I am an assistant professor in the Department of Korean Language and Literature at Korea University, in Seoul, South Korea. Before coming to my current position in 2015, I worked for three years as a post-doctoral fellow in the Department of Second Language Studies at Indiana University Bloomington. I received my PhD in 2012 from the Department of Linguistics at the Ohio State University under the supervision of Mary Beckman.

These days my research has two main threads. My original interest has always been second language phonological acquisition, with a (perhaps obvious) focus on learners of Korean. In my dissertation I investigated the perception and acquisition of the notoriously difficult Korean sibilant fricative contrast by native speakers of Japanese and Mandarin Chinese. In more recent years, especially in collaboration with my students, I have been doing more research on the acquisition of the Korean three-way laryngeal contrast.

My other main area of research is Korean sociophonetics. I first became interested in Korean dialectal variation through my dissertation work, as it was repeatedly suggested to me that the sibilant fricative contrast is neutralized in Gyeongsang varieties. Since then, I have had the opportunity to work on dialect- and gender-based variation in the Korean stop and affricate contrasts, and Korean dialect perception.

Here at KU, I teach both undergradaute and graduate courses in Korean linguistics. At the undergraduate level, I usually teach either a general introduction to Korean linguistics, or a special “Topics” course that I’ve been using to teach Korean sociolinguistics. At the graduate level, my teaching has revolved mostly around research methods, with an emphasis on quantitative and experimental techniques.
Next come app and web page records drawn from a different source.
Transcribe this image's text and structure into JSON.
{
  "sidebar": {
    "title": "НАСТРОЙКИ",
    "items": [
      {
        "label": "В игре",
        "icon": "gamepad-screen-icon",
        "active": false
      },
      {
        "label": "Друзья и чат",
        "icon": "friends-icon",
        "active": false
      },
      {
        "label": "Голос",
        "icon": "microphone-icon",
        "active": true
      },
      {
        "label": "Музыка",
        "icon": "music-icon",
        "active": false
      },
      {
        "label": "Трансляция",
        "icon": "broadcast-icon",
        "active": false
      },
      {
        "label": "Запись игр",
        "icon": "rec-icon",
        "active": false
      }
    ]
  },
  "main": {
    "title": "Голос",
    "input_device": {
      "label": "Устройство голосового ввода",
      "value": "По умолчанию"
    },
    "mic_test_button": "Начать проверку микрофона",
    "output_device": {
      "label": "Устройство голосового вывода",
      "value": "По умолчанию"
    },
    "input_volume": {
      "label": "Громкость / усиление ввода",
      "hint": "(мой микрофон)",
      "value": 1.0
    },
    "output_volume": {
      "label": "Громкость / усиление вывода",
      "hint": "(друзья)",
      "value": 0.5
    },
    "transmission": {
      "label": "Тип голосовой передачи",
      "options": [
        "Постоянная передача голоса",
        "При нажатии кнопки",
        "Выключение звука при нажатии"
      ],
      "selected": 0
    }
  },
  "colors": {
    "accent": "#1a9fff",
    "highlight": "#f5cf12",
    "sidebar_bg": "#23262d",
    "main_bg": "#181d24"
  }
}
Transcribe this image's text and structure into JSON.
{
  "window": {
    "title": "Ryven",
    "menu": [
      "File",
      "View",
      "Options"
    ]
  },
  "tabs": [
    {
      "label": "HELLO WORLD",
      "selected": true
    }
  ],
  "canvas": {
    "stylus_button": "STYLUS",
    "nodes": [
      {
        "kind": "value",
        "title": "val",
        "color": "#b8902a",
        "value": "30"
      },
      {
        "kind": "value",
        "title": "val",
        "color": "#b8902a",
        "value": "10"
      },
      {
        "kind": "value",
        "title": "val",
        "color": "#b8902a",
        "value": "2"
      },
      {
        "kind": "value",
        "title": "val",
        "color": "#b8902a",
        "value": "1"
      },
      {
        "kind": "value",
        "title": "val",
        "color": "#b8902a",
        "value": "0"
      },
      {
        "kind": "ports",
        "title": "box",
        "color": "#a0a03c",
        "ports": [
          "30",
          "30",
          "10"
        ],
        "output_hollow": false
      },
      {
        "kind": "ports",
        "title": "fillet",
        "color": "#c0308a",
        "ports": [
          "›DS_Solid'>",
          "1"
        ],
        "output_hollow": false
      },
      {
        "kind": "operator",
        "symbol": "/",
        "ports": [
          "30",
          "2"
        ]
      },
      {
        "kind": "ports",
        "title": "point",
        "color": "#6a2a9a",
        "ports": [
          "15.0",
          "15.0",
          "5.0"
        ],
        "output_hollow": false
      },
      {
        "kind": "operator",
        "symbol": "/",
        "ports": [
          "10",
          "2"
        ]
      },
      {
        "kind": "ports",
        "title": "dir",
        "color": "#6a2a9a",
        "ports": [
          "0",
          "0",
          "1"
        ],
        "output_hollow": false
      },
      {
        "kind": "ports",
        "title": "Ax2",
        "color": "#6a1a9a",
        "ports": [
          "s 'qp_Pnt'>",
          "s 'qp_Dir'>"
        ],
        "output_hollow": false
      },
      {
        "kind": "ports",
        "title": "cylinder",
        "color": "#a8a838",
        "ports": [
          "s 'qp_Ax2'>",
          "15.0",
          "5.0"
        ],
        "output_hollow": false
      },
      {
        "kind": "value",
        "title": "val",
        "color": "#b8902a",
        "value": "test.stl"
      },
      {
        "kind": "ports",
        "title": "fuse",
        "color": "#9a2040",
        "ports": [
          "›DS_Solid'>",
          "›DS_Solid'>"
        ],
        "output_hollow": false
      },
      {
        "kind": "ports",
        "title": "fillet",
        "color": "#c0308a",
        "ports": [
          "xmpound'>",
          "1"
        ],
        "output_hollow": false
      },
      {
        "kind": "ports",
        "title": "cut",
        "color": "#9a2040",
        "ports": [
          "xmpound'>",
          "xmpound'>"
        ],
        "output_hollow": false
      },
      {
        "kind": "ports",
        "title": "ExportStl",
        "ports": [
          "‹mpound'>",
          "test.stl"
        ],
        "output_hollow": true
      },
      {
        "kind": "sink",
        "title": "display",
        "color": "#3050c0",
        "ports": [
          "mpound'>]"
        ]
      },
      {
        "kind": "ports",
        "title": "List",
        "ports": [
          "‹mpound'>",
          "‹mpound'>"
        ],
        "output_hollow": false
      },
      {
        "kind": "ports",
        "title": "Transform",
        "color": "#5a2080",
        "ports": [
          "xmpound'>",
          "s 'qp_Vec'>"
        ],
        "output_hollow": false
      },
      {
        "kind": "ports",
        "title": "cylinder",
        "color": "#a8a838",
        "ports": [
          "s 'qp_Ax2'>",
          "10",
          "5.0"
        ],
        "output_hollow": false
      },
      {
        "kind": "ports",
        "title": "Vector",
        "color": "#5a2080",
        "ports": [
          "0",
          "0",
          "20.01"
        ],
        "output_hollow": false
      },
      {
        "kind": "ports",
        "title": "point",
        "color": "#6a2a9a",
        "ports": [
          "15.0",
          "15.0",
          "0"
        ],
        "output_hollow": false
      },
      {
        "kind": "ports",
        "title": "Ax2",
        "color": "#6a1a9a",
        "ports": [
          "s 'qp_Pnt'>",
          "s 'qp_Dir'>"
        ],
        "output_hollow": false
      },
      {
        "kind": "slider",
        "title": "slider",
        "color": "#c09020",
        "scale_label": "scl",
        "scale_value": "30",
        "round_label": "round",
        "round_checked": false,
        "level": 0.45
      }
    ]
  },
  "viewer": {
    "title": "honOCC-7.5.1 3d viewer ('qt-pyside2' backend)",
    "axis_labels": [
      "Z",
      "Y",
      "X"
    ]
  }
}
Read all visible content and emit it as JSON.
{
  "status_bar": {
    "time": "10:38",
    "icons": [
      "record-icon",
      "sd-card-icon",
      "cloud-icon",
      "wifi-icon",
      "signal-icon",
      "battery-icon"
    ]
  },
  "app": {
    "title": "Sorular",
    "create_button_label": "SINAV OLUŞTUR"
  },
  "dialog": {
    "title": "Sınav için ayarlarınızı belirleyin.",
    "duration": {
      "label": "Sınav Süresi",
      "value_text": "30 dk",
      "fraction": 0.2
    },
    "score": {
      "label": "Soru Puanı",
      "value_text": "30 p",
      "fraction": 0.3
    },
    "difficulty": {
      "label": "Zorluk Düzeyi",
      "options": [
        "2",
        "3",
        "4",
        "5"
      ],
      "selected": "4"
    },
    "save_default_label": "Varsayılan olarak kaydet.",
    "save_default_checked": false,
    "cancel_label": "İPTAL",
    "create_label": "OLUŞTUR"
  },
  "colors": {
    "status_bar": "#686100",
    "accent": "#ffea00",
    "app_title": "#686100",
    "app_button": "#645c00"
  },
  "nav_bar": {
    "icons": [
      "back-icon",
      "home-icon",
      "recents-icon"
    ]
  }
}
Every fall I also teach a course on research ethics and English academic writing.